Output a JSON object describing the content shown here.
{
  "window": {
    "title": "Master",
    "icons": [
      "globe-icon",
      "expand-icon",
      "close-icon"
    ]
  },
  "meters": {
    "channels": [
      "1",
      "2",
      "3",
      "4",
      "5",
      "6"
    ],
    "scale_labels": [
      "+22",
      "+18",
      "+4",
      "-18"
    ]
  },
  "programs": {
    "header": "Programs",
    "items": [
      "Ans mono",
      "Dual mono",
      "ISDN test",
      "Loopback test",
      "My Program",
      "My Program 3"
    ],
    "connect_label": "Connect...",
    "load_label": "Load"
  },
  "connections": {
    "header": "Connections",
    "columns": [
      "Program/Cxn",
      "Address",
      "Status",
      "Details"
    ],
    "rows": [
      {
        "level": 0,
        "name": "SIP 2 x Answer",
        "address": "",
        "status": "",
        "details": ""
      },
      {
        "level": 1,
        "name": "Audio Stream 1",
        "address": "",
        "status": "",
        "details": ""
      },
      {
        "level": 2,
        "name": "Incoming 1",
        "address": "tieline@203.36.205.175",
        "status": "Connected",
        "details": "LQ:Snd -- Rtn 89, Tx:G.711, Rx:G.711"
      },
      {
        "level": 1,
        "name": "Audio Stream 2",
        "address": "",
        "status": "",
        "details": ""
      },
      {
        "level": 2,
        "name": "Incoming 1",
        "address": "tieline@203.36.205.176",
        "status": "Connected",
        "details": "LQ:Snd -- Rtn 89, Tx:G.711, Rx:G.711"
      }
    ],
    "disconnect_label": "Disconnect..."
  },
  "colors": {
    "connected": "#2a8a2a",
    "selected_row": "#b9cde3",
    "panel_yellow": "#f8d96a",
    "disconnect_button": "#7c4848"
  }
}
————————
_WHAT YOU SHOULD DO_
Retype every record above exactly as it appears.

_ANSWER AREA_
Output a JSON object describing the content shown here.
{
  "window": {
    "title": "Master",
    "icons": [
      "globe-icon",
      "expand-icon",
      "close-icon"
    ]
  },
  "meters": {
    "channels": [
      "1",
      "2",
      "3",
      "4",
      "5",
      "6"
    ],
    "scale_labels": [
      "+22",
      "+18",
      "+4",
      "-18"
    ]
  },
  "programs": {
    "header": "Programs",
    "items": [
      "Ans mono",
      "Dual mono",
      "ISDN test",
      "Loopback test",
      "My Program",
      "My Program 3"
    ],
    "connect_label": "Connect...",
    "load_label": "Load"
  },
  "connections": {
    "header": "Connections",
    "columns": [
      "Program/Cxn",
      "Address",
      "Status",
      "Details"
    ],
    "rows": [
      {
        "level": 0,
        "name": "SIP 2 x Answer",
        "address": "",
        "status": "",
        "details": ""
      },
      {
        "level": 1,
        "name": "Audio Stream 1",
        "address": "",
        "status": "",
        "details": ""
      },
      {
        "level": 2,
        "name": "Incoming 1",
        "address": "tieline@203.36.205.175",
        "status": "Connected",
        "details": "LQ:Snd -- Rtn 89, Tx:G.711, Rx:G.711"
      },
      {
        "level": 1,
        "name": "Audio Stream 2",
        "address": "",
        "status": "",
        "details": ""
      },
      {
        "level": 2,
        "name": "Incoming 1",
        "address": "tieline@203.36.205.176",
        "status": "Connected",
        "details": "LQ:Snd -- Rtn 89, Tx:G.711, Rx:G.711"
      }
    ],
    "disconnect_label": "Disconnect..."
  },
  "colors": {
    "connected": "#2a8a2a",
    "selected_row": "#b9cde3",
    "panel_yellow": "#f8d96a",
    "disconnect_button": "#7c4848"
  }
}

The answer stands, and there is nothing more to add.